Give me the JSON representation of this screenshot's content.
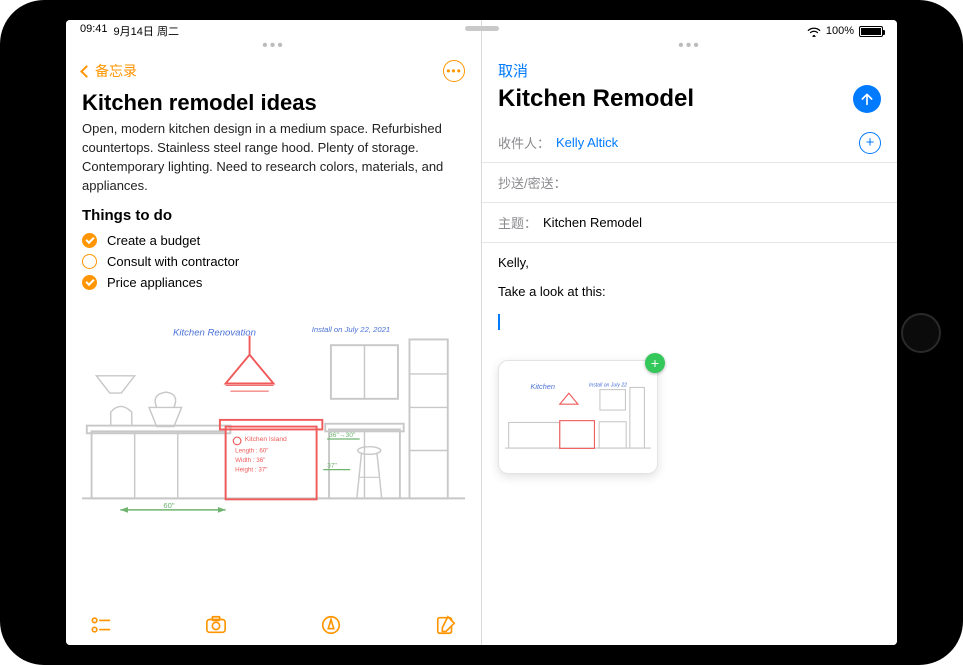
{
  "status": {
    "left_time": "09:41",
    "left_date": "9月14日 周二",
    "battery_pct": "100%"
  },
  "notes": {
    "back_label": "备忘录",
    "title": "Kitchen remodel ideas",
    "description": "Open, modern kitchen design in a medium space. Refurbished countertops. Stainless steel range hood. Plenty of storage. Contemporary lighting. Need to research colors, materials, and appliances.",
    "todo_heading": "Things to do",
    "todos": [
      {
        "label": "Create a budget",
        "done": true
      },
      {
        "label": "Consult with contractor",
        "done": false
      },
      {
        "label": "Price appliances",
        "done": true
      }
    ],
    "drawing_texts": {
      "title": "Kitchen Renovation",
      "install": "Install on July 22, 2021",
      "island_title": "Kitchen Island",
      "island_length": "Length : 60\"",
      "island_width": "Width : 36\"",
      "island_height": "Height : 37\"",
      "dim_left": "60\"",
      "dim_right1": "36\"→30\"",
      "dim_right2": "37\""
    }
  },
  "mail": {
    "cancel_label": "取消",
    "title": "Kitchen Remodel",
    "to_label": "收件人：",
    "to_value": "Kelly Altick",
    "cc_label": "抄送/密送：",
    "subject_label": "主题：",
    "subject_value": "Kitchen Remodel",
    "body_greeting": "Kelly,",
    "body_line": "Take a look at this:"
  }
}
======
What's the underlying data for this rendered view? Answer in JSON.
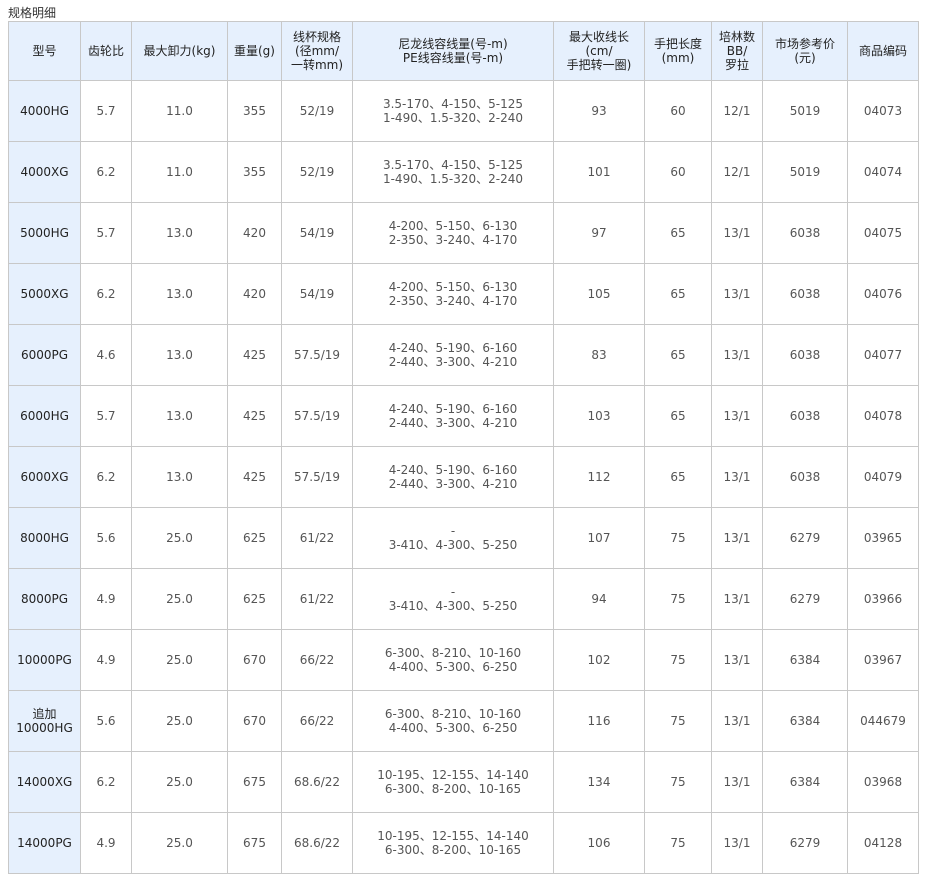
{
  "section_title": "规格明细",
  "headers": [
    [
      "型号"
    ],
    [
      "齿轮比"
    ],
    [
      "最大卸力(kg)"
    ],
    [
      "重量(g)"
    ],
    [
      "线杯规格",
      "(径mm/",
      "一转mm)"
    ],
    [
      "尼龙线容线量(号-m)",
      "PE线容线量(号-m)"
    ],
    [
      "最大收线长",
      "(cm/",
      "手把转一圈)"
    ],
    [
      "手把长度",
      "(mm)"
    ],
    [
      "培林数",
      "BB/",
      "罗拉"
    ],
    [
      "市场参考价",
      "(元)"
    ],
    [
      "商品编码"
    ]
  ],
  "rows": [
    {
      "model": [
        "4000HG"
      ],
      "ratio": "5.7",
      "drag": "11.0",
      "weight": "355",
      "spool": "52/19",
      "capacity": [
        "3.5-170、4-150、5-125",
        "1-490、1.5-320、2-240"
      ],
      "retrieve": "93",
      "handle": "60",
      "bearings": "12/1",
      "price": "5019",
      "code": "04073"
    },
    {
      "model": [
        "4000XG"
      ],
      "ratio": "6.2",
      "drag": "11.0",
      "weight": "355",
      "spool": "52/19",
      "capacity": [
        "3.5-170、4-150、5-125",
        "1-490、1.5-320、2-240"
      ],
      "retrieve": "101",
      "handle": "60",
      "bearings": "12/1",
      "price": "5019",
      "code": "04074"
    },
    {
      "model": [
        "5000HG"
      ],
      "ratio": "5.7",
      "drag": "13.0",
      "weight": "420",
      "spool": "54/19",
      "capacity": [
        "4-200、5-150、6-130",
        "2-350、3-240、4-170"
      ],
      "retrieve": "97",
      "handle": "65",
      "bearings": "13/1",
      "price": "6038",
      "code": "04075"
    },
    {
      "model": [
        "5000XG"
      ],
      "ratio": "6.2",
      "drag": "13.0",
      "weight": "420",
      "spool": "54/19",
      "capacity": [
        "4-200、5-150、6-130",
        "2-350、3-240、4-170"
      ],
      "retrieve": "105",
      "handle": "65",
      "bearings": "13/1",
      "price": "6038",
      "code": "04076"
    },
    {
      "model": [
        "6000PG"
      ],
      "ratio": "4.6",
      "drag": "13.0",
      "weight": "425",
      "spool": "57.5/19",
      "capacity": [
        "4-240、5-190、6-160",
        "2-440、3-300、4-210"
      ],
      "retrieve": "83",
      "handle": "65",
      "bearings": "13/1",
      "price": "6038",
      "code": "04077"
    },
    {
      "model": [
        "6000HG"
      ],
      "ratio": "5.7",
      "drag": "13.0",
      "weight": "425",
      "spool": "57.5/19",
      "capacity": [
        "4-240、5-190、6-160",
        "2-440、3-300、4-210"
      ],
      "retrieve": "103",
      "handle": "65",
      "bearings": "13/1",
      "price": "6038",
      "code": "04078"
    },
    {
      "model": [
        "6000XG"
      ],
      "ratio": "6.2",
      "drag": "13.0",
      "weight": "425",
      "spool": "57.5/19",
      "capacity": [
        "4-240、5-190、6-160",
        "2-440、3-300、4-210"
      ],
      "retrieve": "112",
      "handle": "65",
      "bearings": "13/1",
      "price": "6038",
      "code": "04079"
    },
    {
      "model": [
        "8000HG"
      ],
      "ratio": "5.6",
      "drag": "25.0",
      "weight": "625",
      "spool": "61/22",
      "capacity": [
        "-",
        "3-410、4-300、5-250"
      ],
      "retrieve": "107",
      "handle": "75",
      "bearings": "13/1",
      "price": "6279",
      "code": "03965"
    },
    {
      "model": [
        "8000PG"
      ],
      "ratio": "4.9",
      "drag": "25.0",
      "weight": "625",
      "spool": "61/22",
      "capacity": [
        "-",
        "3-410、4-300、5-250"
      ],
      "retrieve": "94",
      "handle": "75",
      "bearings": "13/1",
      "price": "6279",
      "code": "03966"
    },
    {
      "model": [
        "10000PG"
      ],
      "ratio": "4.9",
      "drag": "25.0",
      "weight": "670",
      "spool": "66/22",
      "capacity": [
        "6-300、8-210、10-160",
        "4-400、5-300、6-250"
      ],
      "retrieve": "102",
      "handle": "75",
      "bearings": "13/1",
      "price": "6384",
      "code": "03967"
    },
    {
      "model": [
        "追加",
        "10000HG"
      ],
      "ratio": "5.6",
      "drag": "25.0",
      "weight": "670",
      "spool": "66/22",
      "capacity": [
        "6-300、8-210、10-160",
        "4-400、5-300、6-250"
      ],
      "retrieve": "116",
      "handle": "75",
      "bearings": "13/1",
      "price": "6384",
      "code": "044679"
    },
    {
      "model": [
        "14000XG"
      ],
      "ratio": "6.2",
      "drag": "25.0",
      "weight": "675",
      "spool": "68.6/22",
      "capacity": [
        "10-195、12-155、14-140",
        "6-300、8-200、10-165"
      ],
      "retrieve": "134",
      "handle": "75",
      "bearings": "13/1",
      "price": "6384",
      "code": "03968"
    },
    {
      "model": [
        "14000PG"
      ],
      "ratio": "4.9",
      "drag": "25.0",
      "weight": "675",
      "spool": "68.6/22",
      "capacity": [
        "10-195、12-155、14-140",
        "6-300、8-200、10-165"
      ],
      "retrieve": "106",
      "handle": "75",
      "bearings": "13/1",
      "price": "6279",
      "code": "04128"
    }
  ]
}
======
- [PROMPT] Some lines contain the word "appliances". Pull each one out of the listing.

- [OUTPUT FOR THIS EXERCISE]
    "description": "Open, modern kitchen design in a medium space. Refurbished countertops. Stainless steel range hood. Plenty of storage. Contemporary lighting. Need to research colors, materials, and appliances.",
        "label": "Price appliances",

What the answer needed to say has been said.